US4774150 *Mar 5, 1987Sep 27, 1988Kabushiki Kaisha ToshibaThermal barrier coating
US4900640 *Apr 19, 1988Feb 13, 1990Inco LimitedLow coefficient of expansion alloys having a thermal barrier
JPS5654905A * Title not available
JPS5887273A * Title not available
JPS55113880A * Title not available
Referenced by
Citing PatentFiling datePublication dateApplicantTitle
US5700423 *Aug 23, 1995Dec 23, 1997Praxair S.T. Technology, Inc.Hearth roll with superior endurance capacity
US6416882May 1, 2000Jul 9, 2002Siemens AktiengesellschaftA ceramic heat insulator and bonding alloy comprising at least iron, cobalt and/or nickel, and either chromium, aluminum, yttrium, lanthanum and/or rare-earth elements, hafnium, magnesium and silicon; blades; vanes; shields

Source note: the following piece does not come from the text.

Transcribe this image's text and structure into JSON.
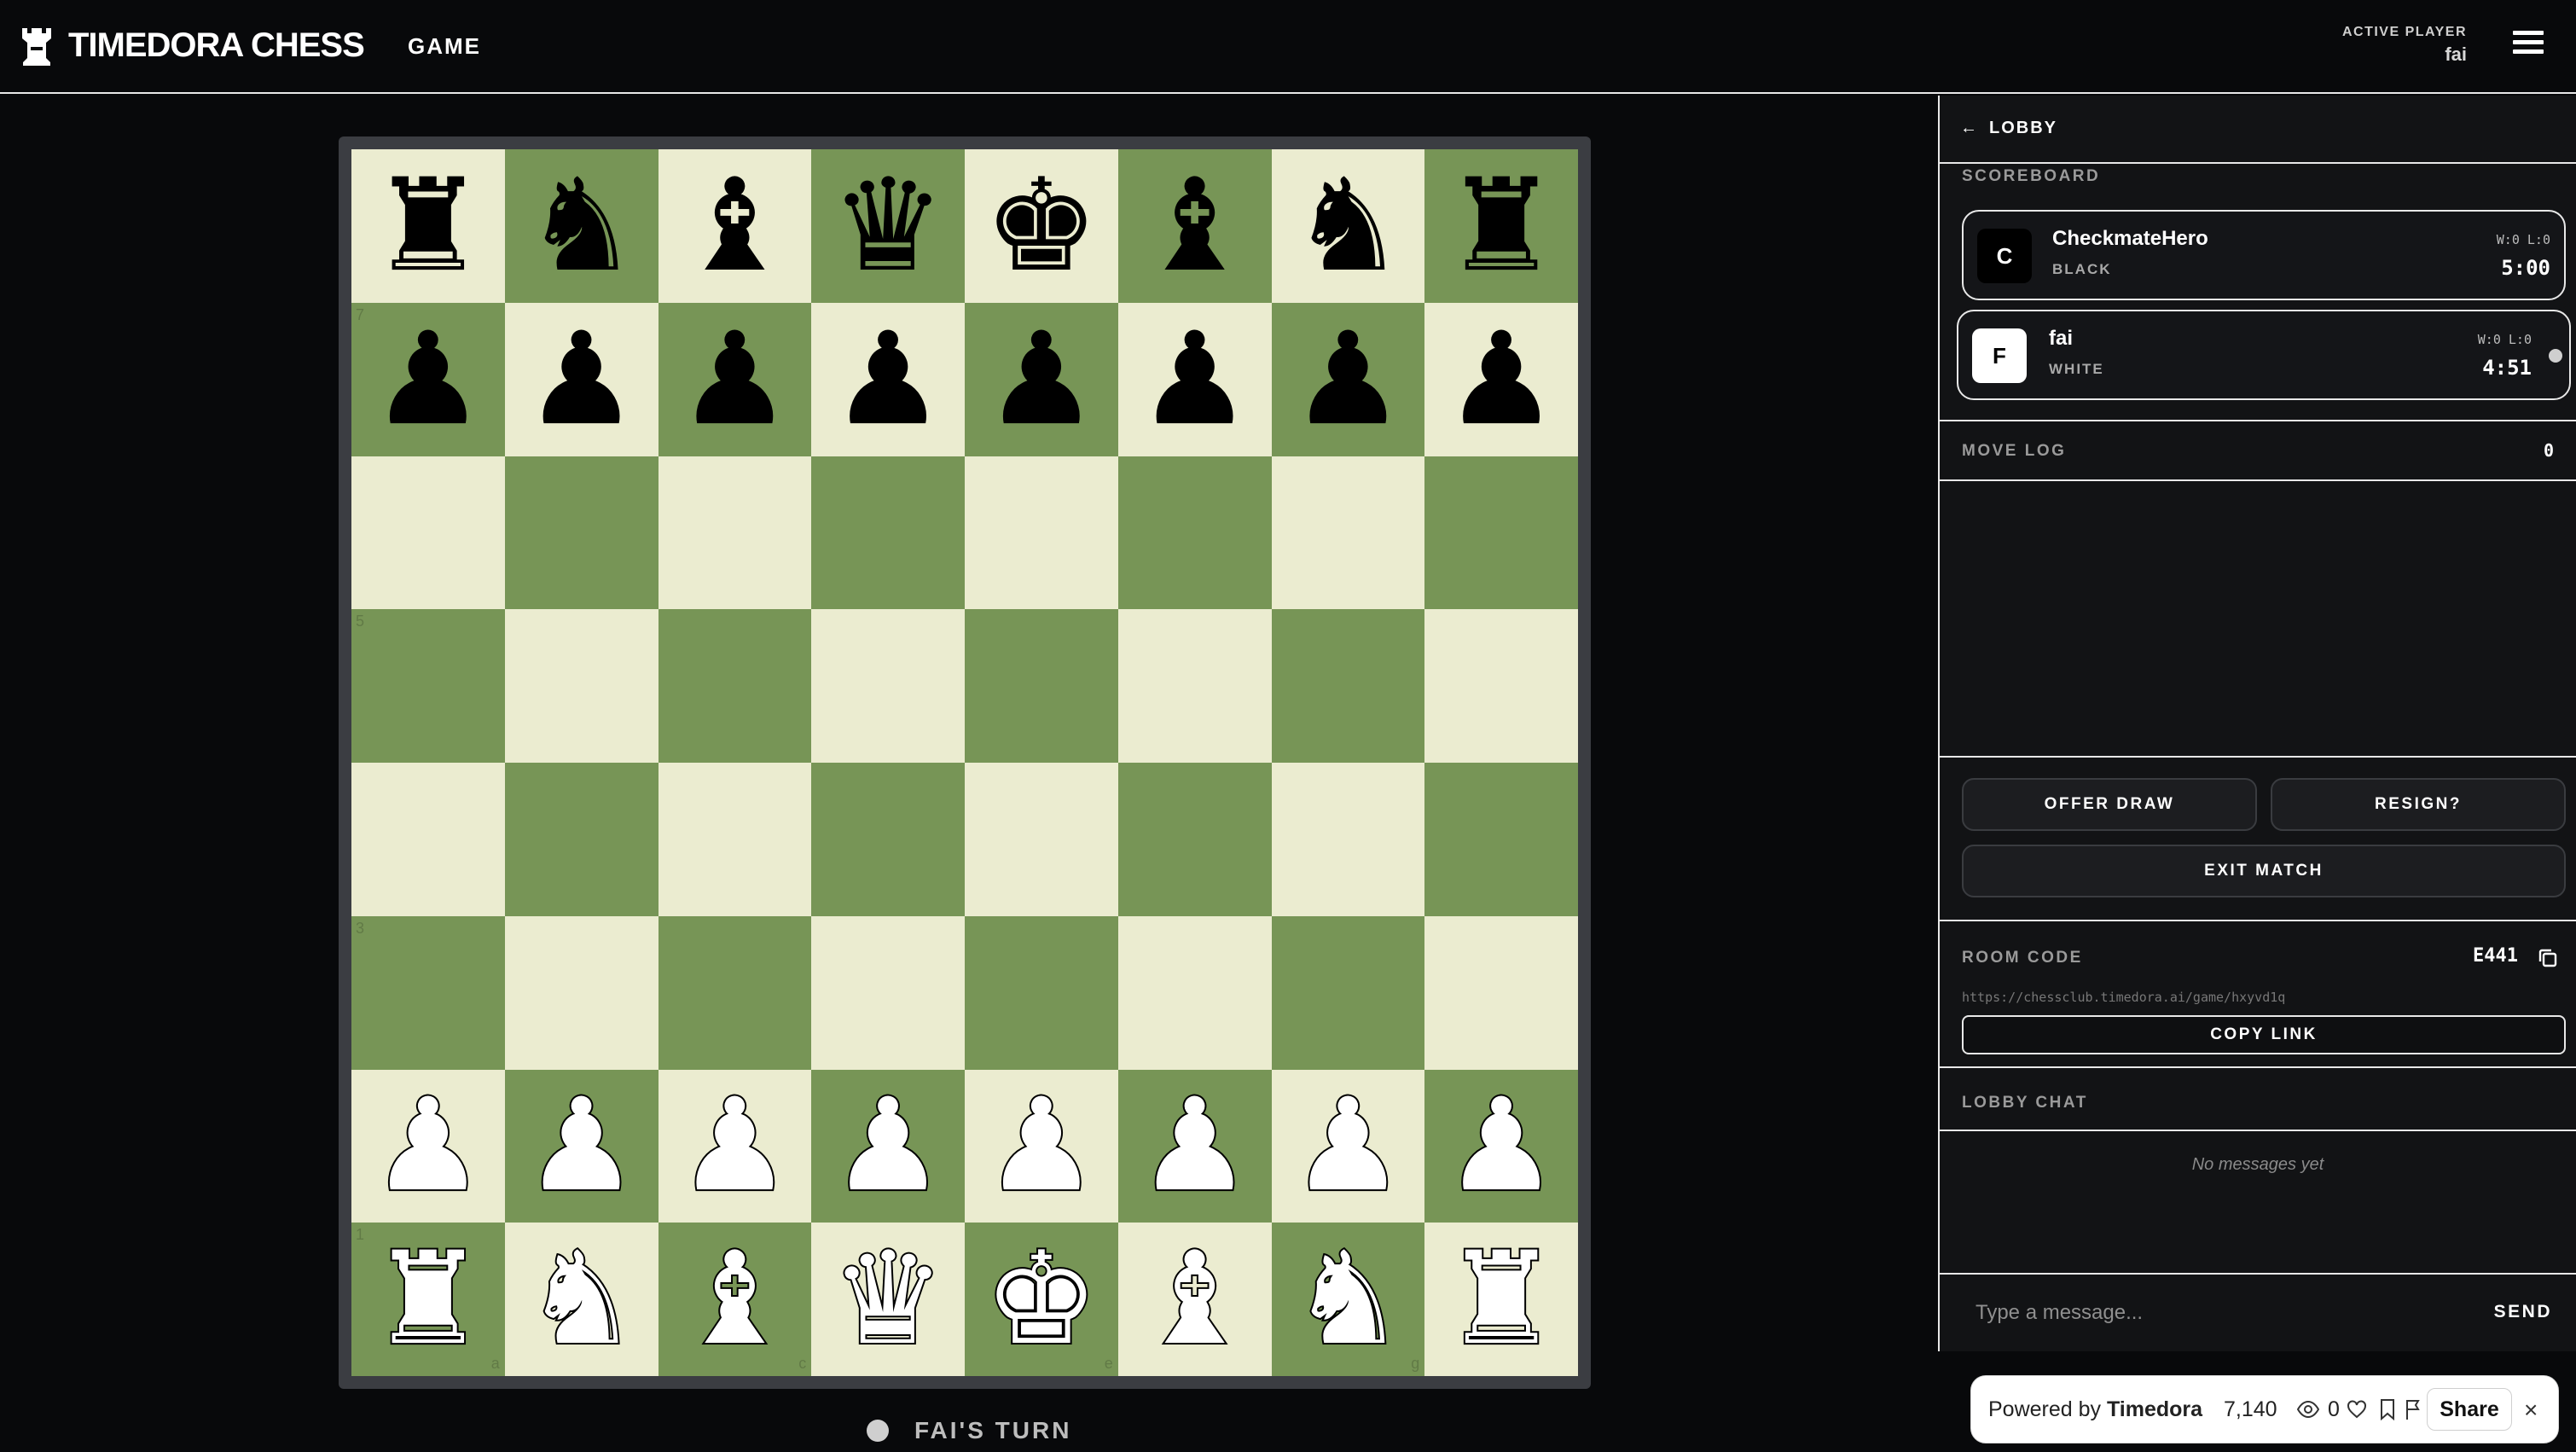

US6440575May 1, 2000Aug 27, 2002Siemens AktiengesellschaftCeramic thermal barrier layer for gas turbine engine component
US6602553Jul 1, 2002Aug 5, 2003Siemens AktiengesellshaftProcess for producing a ceramic thermal barrier layer for gas turbine engine component

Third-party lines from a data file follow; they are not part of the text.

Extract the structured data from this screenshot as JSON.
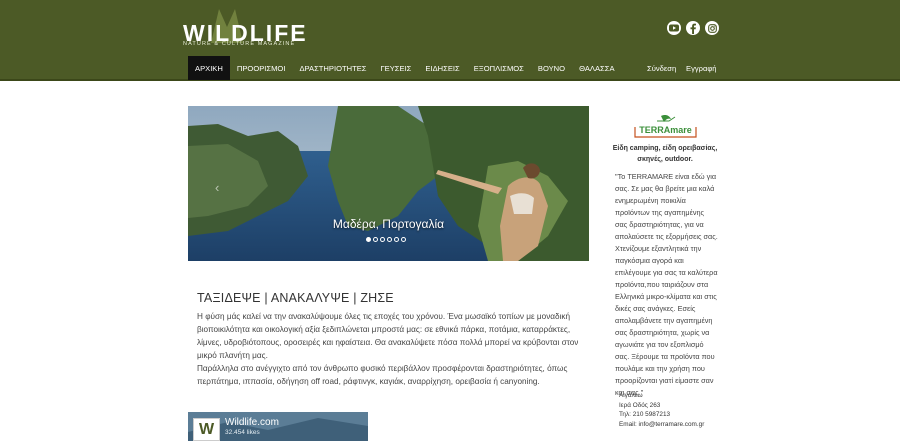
{
  "brand": {
    "name": "WILDLIFE",
    "tagline": "NATURE & CULTURE MAGAZINE",
    "color_header": "#4c5a26",
    "color_nav_active": "#111111"
  },
  "social": [
    {
      "name": "youtube",
      "icon": "youtube-icon"
    },
    {
      "name": "facebook",
      "icon": "facebook-icon"
    },
    {
      "name": "instagram",
      "icon": "instagram-icon"
    }
  ],
  "nav": {
    "items": [
      {
        "label": "ΑΡΧΙΚΗ",
        "active": true
      },
      {
        "label": "ΠΡΟΟΡΙΣΜΟΙ"
      },
      {
        "label": "ΔΡΑΣΤΗΡΙΟΤΗΤΕΣ"
      },
      {
        "label": "ΓΕΥΣΕΙΣ"
      },
      {
        "label": "ΕΙΔΗΣΕΙΣ"
      },
      {
        "label": "ΕΞΟΠΛΙΣΜΟΣ"
      },
      {
        "label": "ΒΟΥΝΟ"
      },
      {
        "label": "ΘΑΛΑΣΣΑ"
      }
    ],
    "login": "Σύνδεση",
    "register": "Εγγραφή"
  },
  "slider": {
    "caption": "Μαδέρα, Πορτογαλία",
    "slide_count": 6,
    "active_slide": 1
  },
  "main": {
    "title": "ΤΑΞΙΔΕΨΕ | ΑΝΑΚΑΛΥΨΕ | ΖΗΣΕ",
    "paragraph1": "Η φύση μάς καλεί να την ανακαλύψουμε όλες τις εποχές του χρόνου. Ένα μωσαϊκό τοπίων με μοναδική βιοποικιλότητα και οικολογική αξία ξεδιπλώνεται μπροστά μας: σε εθνικά πάρκα, ποτάμια, καταρράκτες, λίμνες, υδροβιότοπους, οροσειρές και ηφαίστεια. Θα ανακαλύψετε πόσα πολλά μπορεί να κρύβονται στον μικρό πλανήτη μας.",
    "paragraph2": "Παράλληλα στο ανέγγιχτο από τον άνθρωπο φυσικό περιβάλλον προσφέρονται δραστηριότητες, όπως περπάτημα, ιππασία, οδήγηση off road, ράφτινγκ, καγιάκ, αναρρίχηση, ορειβασία ή canyoning."
  },
  "facebook_widget": {
    "name": "Wildlife.com",
    "likes": "32.454 likes",
    "logo_letter": "W"
  },
  "sidebar": {
    "logo_text": "TERRAmare",
    "subtitle": "Είδη camping, είδη ορειβασίας, σκηνές, outdoor.",
    "text": "\"Το TERRAMARE είναι εδώ για σας. Σε μας θα βρείτε μια καλά ενημερωμένη ποικιλία προϊόντων της αγαπημένης σας δραστηριότητας, για να απολαύσετε τις εξορμήσεις σας. Χτενίζουμε εξαντλητικά την παγκόσμια αγορά και επιλέγουμε για σας τα καλύτερα προϊόντα,που ταιριάζουν στα Ελληνικά μικρο-κλίματα και στις δικές σας ανάγκες. Εσείς απολαμβάνετε την αγαπημένη σας δραστηριότητα, χωρίς να αγωνιάτε για τον εξοπλισμό σας. Ξέρουμε τα προϊόντα που πουλάμε και την χρήση που προορίζονται γιατί είμαστε σαν και σας.\"",
    "contact": {
      "city": "Αιγάλεω",
      "address": "Ιερά Οδός 263",
      "phone": "Τηλ: 210 5987213",
      "email": "Email: info@terramare.com.gr"
    }
  }
}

WO1999023271A1 *Nov 3, 1998May 14, 1999Fritz AldingerProduct, especially a gas turbine component, with a ceramic heat insulating layer
Classifications
U.S. Classification501/135, 501/103, 428/633, 501/123
International ClassificationC23C4/10, C04B35/22
Cooperative ClassificationC23C4/105, C04B35/22
European ClassificationC04B35/22, C23C4/10B
Legal Events
DateCodeEventDescription
Dec 9, 2002FPAYFee payment
Year of fee payment: 12
Jul 31, 2000ASAssignment
Owner name: TOCALO CO., LTD., JAPAN
Free format text: ASSIGNMENT OF ASSIGNORS INTEREST;ASSIGNOR:TAIHEYO CEMENT CORPORATION;REEL/FRAME:011027/0538
Effective date: 20000630
Owner name: TOCALO CO., LTD. 13-4, 4-CHOME, FUKAE-KITAMACHI HI
Apr 26, 1999ASAssignment
Owner name: CHICHIBU ONODA CEMENT CORPORATION, JAPAN
Free format text: MERGER;ASSIGNOR:CHICHIBU CEMENT KABUSHIKI KAISHA;REEL/FRAME:009912/0957
Effective date: 19941221
Apr 5, 1999ASAssignment
Owner name: CHICHIBU ONODA CEMENT CORPORATION, JAPAN
Free format text: ASSIGNMENT OF ASSIGNORS INTEREST;ASSIGNOR:ONODA CEMENT CO., LTD.;REEL/FRAME:009857/0920
Effective date: 19941003
Owner name: TAIHEIYO CEMENT CORPORATION, JAPAN
Free format text: MERGER;ASSIGNOR:CHICHIBU ONODA CEMENT CORPORATION (MERGED W/NIHON CEMENT CO., LTD.;REEL/FRAME:009857/0910
Effective date: 19981001
Dec 14, 1998FPAYFee payment
Year of fee payment: 8
Jan 3, 1995FPAYFee payment
Year of fee payment: 4
Aug 10, 1993CCCertificate of correction
Jul 2, 1990ASAssignment
Owner name: ONODA CEMENT CO., LTD., A CORP. OF JAPAN, JAPAN
Free format text: ASSIGNMENT OF ASSIGNORS INTEREST.;ASSIGNORS:TAIRA, HATSUO;IKEDA, MASAKAZU;HARADA, YOSHIO;AND OTHERS;REEL/FRAME:005367/0669;SIGNING DATES FROM 19900615 TO 19900623
Owner name: TOCALO CO., LTD., A CORP. OF JAPAN, JAPAN
Owner name: ONODA CEMENT CO., LTD., JAPAN
Free format text: ASSIGNMENT OF ASSIGNORS INTEREST;ASSIGNORS:TAIRA, HATSUO;IKEDA, MASAKAZU;HARADA, YOSHIO;AND OTHERS;SIGNING DATES FROM 19900615 TO 19900623;REEL/FRAME:005367/0669
Owner name: TOCALO CO., LTD., JAPAN
Free format text: ASSIGNMENT OF ASSIGNORS INTEREST;ASSIGNORS:TAIRA, HATSUO;IKEDA, MASAKAZU;HARADA, YOSHIO;AND OTHERS;SIGNING DATES FROM 19900615 TO 19900623;REEL/FRAME:005367/0669